• [Component data from apps and pages]:
════

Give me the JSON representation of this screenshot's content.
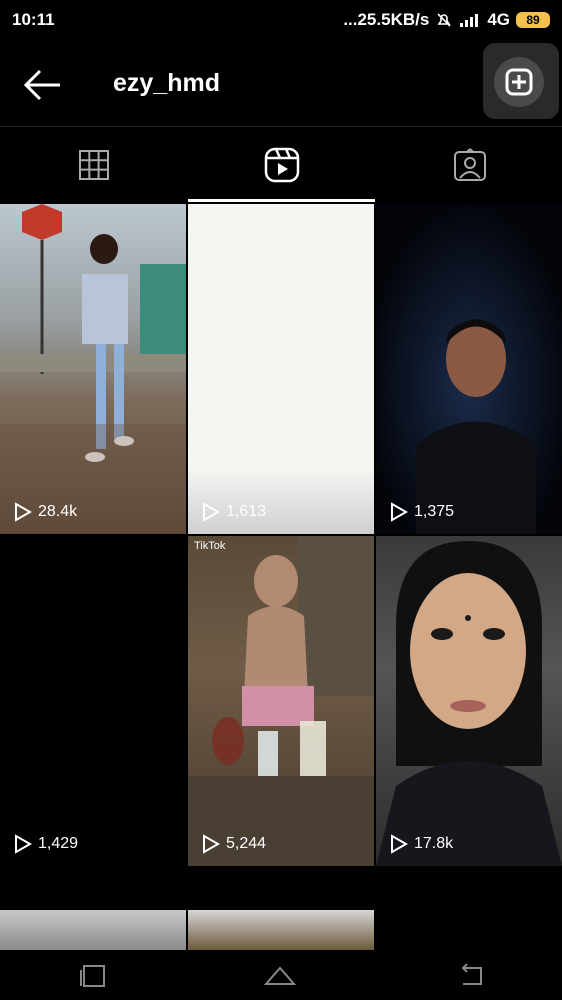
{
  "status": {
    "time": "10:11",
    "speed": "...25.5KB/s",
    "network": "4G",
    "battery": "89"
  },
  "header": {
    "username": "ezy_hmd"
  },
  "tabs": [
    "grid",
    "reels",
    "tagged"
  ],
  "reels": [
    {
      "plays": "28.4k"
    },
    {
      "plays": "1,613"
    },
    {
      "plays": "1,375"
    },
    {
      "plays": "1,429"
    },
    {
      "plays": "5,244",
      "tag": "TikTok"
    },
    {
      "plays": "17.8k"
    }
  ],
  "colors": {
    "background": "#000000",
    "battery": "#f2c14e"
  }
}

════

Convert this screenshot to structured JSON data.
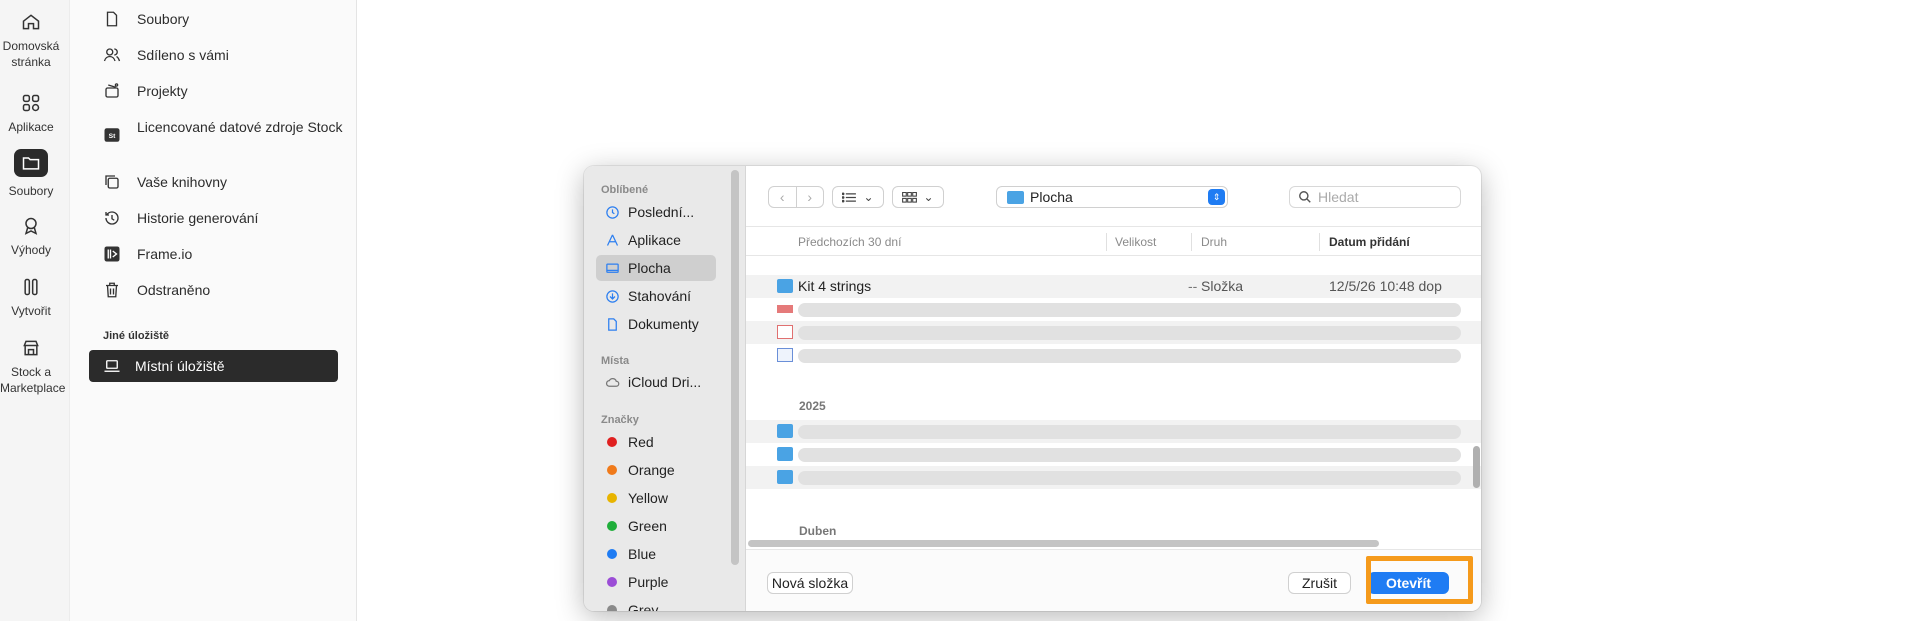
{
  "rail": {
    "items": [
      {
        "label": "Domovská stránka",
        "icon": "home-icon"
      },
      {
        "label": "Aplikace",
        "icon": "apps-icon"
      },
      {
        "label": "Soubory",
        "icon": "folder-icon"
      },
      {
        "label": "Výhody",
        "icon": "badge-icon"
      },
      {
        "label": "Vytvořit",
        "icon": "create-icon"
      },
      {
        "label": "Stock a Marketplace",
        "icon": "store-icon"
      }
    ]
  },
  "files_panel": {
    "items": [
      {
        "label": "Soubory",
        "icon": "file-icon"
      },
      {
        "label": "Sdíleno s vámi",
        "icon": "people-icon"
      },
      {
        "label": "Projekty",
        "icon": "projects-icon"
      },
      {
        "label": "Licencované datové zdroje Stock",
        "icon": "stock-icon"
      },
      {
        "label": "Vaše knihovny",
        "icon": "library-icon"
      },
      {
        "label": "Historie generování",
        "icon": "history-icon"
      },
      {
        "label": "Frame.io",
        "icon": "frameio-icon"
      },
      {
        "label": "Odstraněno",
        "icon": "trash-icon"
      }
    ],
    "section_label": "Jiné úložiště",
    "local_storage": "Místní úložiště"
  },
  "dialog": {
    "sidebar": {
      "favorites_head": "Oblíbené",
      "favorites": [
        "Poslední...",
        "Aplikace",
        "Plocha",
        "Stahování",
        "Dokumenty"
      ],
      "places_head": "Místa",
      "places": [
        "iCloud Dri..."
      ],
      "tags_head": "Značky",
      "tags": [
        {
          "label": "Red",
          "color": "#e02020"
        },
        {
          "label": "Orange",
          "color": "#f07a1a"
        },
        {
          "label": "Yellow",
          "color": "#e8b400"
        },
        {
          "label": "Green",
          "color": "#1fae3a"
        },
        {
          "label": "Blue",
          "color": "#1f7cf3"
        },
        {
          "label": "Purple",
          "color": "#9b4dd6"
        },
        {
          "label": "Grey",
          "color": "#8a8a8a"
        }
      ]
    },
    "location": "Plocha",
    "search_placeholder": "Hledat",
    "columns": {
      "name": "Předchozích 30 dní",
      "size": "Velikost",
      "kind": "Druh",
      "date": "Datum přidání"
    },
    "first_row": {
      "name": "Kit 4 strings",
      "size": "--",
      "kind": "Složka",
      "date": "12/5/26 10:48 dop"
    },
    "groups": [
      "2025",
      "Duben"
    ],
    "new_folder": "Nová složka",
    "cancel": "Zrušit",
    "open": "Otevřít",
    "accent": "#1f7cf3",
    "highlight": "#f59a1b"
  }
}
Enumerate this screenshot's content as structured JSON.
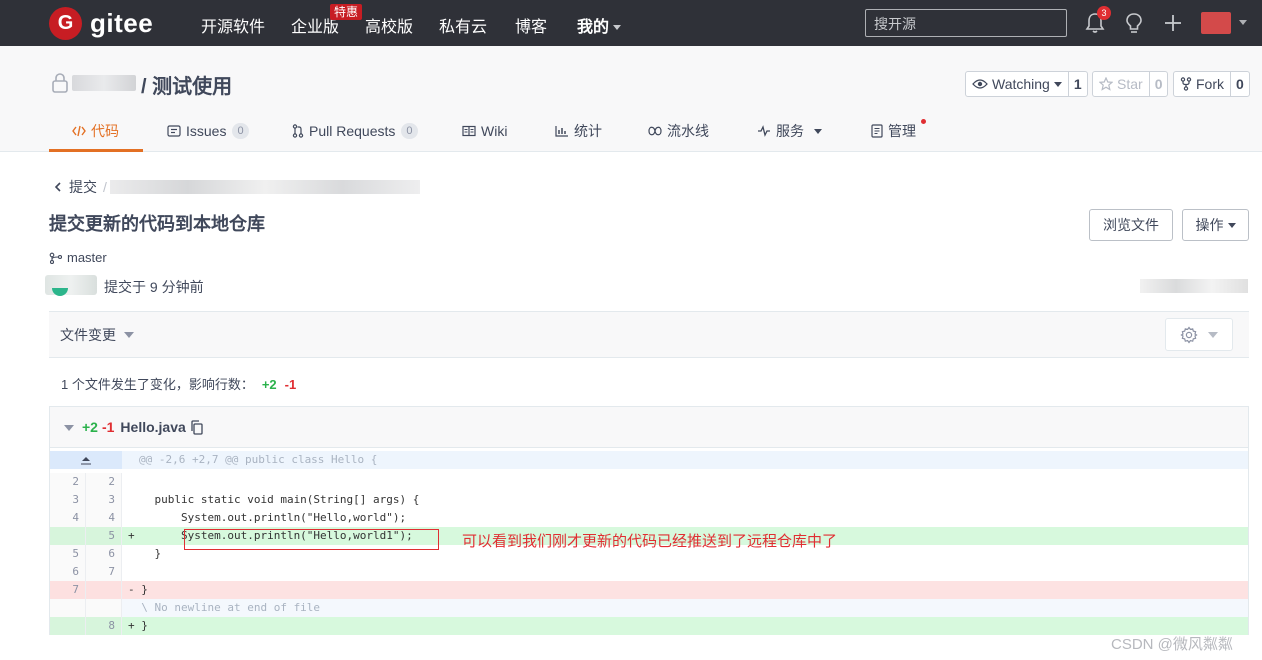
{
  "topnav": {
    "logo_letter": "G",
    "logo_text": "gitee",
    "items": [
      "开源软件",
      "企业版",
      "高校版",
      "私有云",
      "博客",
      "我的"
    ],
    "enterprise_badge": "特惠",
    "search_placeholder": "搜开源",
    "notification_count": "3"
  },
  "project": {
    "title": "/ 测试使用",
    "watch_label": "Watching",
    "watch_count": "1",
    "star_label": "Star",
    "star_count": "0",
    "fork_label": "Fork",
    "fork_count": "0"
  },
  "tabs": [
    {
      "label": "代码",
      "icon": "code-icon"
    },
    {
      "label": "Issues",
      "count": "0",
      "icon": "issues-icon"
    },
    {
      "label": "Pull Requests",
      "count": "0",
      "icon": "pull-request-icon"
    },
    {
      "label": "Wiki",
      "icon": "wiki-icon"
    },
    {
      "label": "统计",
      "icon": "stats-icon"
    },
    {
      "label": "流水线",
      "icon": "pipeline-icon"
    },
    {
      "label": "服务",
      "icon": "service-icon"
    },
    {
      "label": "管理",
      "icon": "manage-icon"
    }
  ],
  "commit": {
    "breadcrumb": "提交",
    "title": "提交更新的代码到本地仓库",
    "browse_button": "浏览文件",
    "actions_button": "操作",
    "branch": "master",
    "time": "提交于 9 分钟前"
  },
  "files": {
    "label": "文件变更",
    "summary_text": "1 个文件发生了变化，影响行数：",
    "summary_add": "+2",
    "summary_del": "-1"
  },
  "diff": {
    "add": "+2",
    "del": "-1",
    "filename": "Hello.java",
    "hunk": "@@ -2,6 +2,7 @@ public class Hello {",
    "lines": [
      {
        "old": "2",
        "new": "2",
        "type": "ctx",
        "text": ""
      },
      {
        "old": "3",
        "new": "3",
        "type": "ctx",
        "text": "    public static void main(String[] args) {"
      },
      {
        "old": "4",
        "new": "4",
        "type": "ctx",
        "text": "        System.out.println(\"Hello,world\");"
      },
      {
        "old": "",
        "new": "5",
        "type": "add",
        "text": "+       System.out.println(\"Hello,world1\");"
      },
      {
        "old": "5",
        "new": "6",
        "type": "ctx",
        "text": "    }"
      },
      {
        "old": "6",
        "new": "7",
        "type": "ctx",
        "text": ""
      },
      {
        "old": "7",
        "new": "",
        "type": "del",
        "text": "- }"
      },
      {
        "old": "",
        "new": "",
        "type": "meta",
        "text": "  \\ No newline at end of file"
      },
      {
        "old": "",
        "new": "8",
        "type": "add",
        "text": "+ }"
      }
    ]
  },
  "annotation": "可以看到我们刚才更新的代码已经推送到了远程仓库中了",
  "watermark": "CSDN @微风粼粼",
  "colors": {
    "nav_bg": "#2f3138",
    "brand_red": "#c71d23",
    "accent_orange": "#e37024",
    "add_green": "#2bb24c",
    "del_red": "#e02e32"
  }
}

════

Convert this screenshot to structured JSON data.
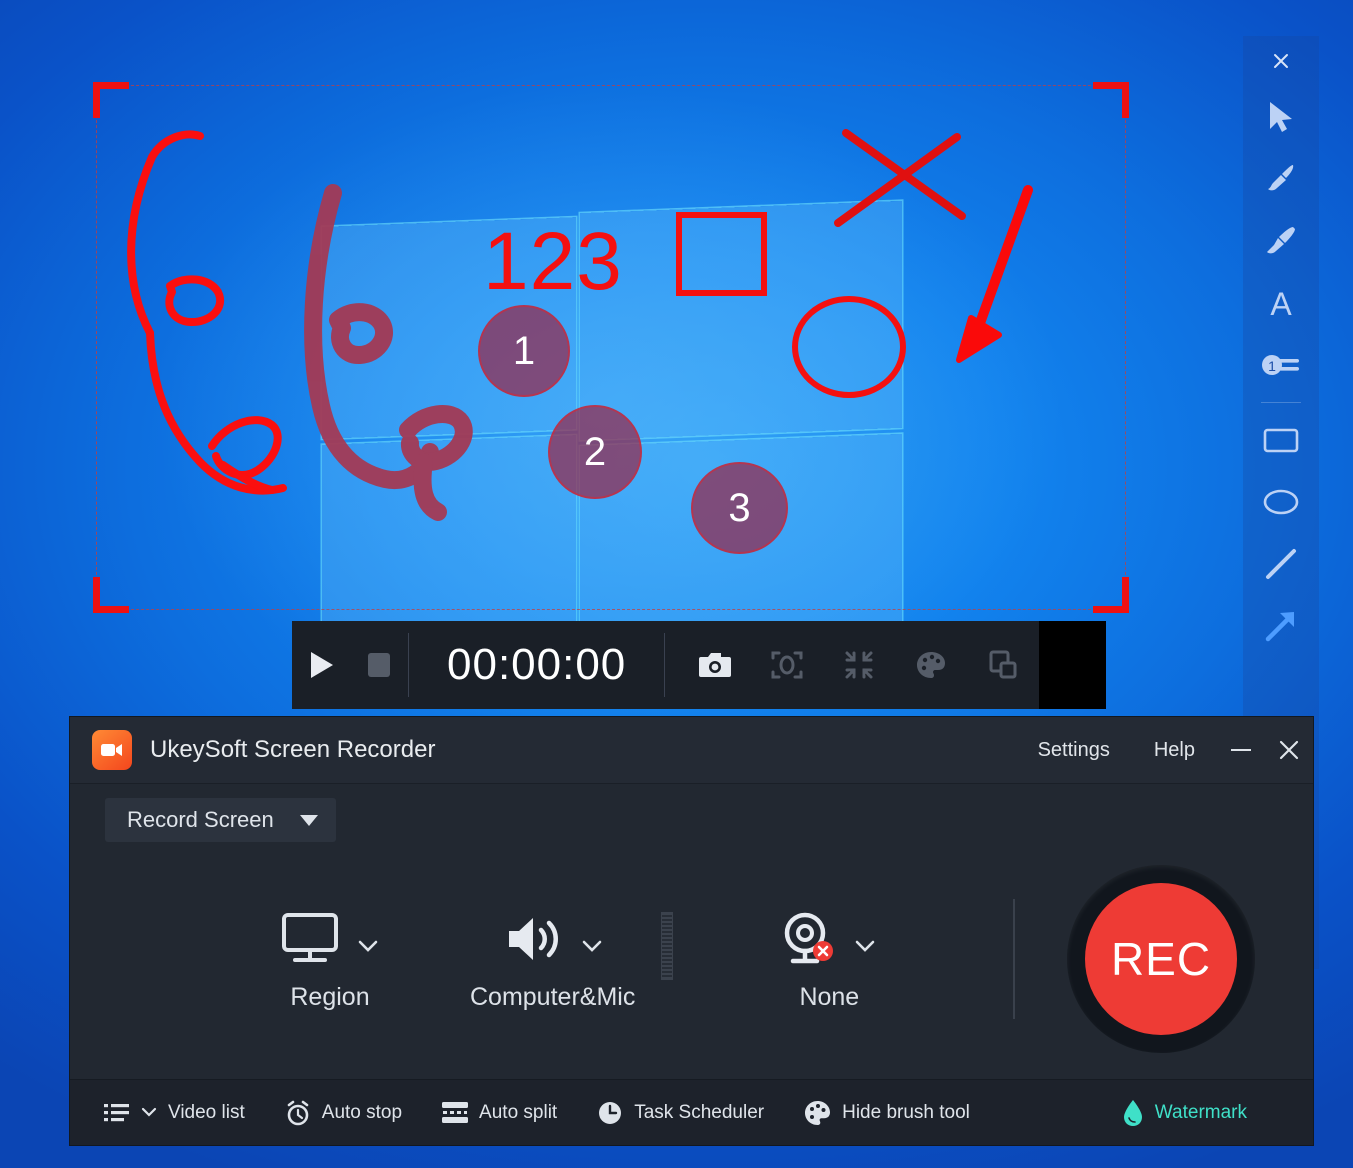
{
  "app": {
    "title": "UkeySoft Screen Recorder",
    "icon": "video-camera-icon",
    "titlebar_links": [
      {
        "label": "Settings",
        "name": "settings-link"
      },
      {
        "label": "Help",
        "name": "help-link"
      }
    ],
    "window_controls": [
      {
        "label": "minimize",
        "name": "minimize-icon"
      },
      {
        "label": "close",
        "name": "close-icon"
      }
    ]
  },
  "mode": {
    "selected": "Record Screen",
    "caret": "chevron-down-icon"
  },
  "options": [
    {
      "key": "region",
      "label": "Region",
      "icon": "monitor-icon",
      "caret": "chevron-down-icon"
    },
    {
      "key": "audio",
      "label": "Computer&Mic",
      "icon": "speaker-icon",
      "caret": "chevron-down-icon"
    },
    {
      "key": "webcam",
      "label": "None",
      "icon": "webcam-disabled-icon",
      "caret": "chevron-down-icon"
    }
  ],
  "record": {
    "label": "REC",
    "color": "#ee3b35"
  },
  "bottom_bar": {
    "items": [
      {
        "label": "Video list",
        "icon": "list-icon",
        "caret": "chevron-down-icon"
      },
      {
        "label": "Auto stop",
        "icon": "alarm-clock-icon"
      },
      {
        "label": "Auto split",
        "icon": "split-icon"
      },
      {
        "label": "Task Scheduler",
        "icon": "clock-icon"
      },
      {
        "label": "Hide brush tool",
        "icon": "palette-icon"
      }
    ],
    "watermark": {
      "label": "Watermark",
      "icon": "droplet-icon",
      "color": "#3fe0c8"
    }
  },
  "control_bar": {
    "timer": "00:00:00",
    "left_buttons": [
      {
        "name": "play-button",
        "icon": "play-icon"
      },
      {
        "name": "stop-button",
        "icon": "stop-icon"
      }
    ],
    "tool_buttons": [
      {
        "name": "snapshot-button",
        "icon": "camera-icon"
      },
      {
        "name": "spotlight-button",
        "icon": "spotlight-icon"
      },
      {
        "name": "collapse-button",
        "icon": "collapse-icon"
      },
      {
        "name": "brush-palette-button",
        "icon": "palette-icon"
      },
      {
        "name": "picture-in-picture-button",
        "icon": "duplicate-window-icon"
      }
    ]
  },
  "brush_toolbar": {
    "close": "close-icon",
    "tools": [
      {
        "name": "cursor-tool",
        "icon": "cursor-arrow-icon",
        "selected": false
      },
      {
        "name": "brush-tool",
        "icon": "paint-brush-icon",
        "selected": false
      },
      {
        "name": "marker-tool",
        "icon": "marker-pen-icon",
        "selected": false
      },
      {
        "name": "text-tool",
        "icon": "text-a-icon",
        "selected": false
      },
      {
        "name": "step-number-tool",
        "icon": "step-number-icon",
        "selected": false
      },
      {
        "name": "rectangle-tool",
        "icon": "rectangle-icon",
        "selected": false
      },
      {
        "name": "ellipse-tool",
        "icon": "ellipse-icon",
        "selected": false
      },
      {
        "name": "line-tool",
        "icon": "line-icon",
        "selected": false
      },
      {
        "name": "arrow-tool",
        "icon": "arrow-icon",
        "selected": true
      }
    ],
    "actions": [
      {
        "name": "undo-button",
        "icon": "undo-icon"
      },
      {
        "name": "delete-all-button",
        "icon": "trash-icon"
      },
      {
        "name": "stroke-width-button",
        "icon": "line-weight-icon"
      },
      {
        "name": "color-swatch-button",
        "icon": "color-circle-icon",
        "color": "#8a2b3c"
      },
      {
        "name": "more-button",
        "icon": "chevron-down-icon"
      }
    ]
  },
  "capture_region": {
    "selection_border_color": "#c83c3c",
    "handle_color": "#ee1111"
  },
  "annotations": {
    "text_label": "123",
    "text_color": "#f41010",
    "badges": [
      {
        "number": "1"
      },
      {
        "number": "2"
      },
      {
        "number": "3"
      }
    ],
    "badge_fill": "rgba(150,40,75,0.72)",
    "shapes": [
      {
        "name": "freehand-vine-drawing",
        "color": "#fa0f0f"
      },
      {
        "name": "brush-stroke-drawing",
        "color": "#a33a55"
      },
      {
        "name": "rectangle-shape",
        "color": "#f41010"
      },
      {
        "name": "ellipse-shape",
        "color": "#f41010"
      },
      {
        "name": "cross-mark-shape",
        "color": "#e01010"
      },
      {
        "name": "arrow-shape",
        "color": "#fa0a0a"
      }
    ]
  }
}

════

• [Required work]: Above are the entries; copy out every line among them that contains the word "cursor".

• [Answer space]:
        "name": "cursor-tool",
        "icon": "cursor-arrow-icon",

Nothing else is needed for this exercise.